▸ **Required work**: The text of every record, exactly as given and with no pictures, should be your output.

*** Records provided

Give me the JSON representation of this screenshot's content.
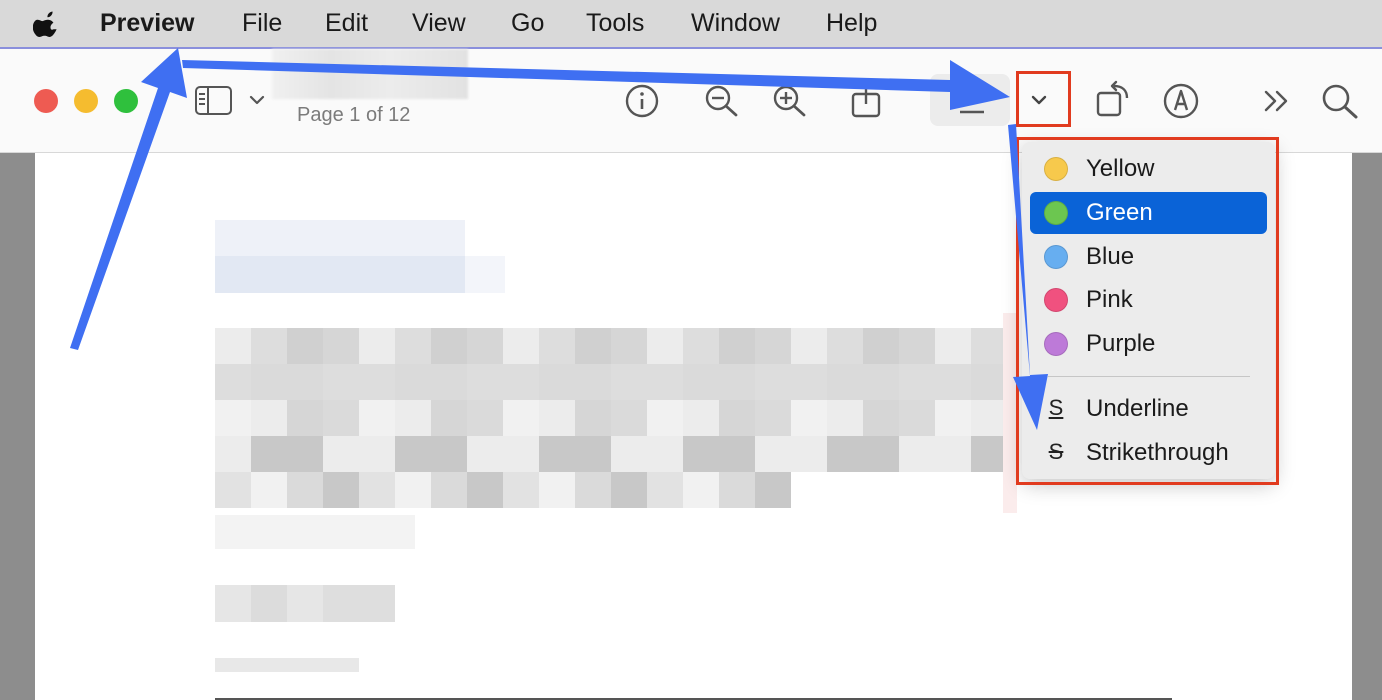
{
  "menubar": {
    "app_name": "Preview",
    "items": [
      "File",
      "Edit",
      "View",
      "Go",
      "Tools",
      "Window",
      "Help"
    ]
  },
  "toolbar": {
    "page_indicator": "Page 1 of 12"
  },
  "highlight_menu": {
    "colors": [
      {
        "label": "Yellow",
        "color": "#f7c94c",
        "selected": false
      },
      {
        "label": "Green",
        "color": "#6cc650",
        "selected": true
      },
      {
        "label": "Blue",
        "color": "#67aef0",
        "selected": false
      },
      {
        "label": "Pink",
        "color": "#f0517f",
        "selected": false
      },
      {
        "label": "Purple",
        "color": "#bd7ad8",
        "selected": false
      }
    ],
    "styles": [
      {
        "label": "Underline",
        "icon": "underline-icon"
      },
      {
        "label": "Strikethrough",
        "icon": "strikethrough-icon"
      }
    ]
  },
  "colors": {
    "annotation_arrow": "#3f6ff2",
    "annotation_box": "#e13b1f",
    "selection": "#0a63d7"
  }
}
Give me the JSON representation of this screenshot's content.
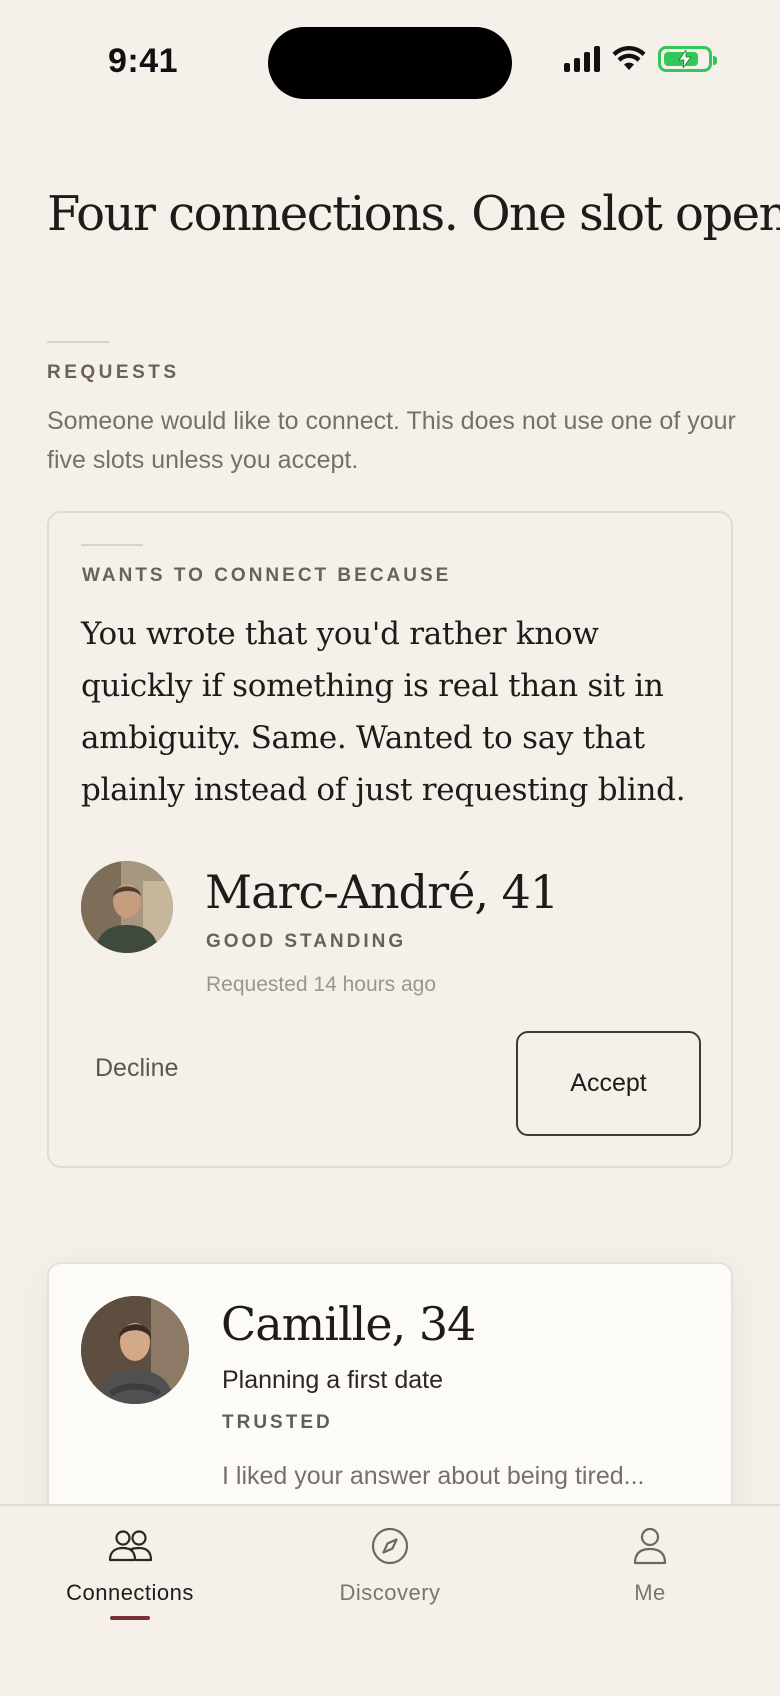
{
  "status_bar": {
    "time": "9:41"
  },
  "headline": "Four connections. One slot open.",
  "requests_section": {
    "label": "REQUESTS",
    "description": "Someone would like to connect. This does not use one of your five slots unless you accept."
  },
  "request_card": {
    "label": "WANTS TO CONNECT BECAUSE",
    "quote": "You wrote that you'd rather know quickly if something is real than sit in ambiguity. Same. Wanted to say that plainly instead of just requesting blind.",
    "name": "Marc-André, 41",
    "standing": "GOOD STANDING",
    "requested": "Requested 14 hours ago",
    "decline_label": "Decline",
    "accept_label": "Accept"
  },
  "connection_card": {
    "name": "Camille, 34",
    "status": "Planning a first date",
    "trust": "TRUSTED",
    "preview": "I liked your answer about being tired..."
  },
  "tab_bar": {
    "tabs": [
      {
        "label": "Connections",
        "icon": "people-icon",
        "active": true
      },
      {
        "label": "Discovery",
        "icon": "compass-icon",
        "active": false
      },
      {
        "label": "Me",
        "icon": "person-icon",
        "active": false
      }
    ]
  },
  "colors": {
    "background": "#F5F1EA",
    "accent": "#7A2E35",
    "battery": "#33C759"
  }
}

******

▸ **Answer to the exercise**:
Give me the JSON representation of this screenshot's content.
{
  "menubar": {
    "app_name": "Preview",
    "items": [
      "File",
      "Edit",
      "View",
      "Go",
      "Tools",
      "Window",
      "Help"
    ]
  },
  "toolbar": {
    "page_indicator": "Page 1 of 12"
  },
  "highlight_menu": {
    "colors": [
      {
        "label": "Yellow",
        "color": "#f7c94c",
        "selected": false
      },
      {
        "label": "Green",
        "color": "#6cc650",
        "selected": true
      },
      {
        "label": "Blue",
        "color": "#67aef0",
        "selected": false
      },
      {
        "label": "Pink",
        "color": "#f0517f",
        "selected": false
      },
      {
        "label": "Purple",
        "color": "#bd7ad8",
        "selected": false
      }
    ],
    "styles": [
      {
        "label": "Underline",
        "icon": "underline-icon"
      },
      {
        "label": "Strikethrough",
        "icon": "strikethrough-icon"
      }
    ]
  },
  "colors": {
    "annotation_arrow": "#3f6ff2",
    "annotation_box": "#e13b1f",
    "selection": "#0a63d7"
  }
}
Give me the JSON representation of this screenshot's content.
{
  "status_bar": {
    "time": "9:41"
  },
  "headline": "Four connections. One slot open.",
  "requests_section": {
    "label": "REQUESTS",
    "description": "Someone would like to connect. This does not use one of your five slots unless you accept."
  },
  "request_card": {
    "label": "WANTS TO CONNECT BECAUSE",
    "quote": "You wrote that you'd rather know quickly if something is real than sit in ambiguity. Same. Wanted to say that plainly instead of just requesting blind.",
    "name": "Marc-André, 41",
    "standing": "GOOD STANDING",
    "requested": "Requested 14 hours ago",
    "decline_label": "Decline",
    "accept_label": "Accept"
  },
  "connection_card": {
    "name": "Camille, 34",
    "status": "Planning a first date",
    "trust": "TRUSTED",
    "preview": "I liked your answer about being tired..."
  },
  "tab_bar": {
    "tabs": [
      {
        "label": "Connections",
        "icon": "people-icon",
        "active": true
      },
      {
        "label": "Discovery",
        "icon": "compass-icon",
        "active": false
      },
      {
        "label": "Me",
        "icon": "person-icon",
        "active": false
      }
    ]
  },
  "colors": {
    "background": "#F5F1EA",
    "accent": "#7A2E35",
    "battery": "#33C759"
  }
}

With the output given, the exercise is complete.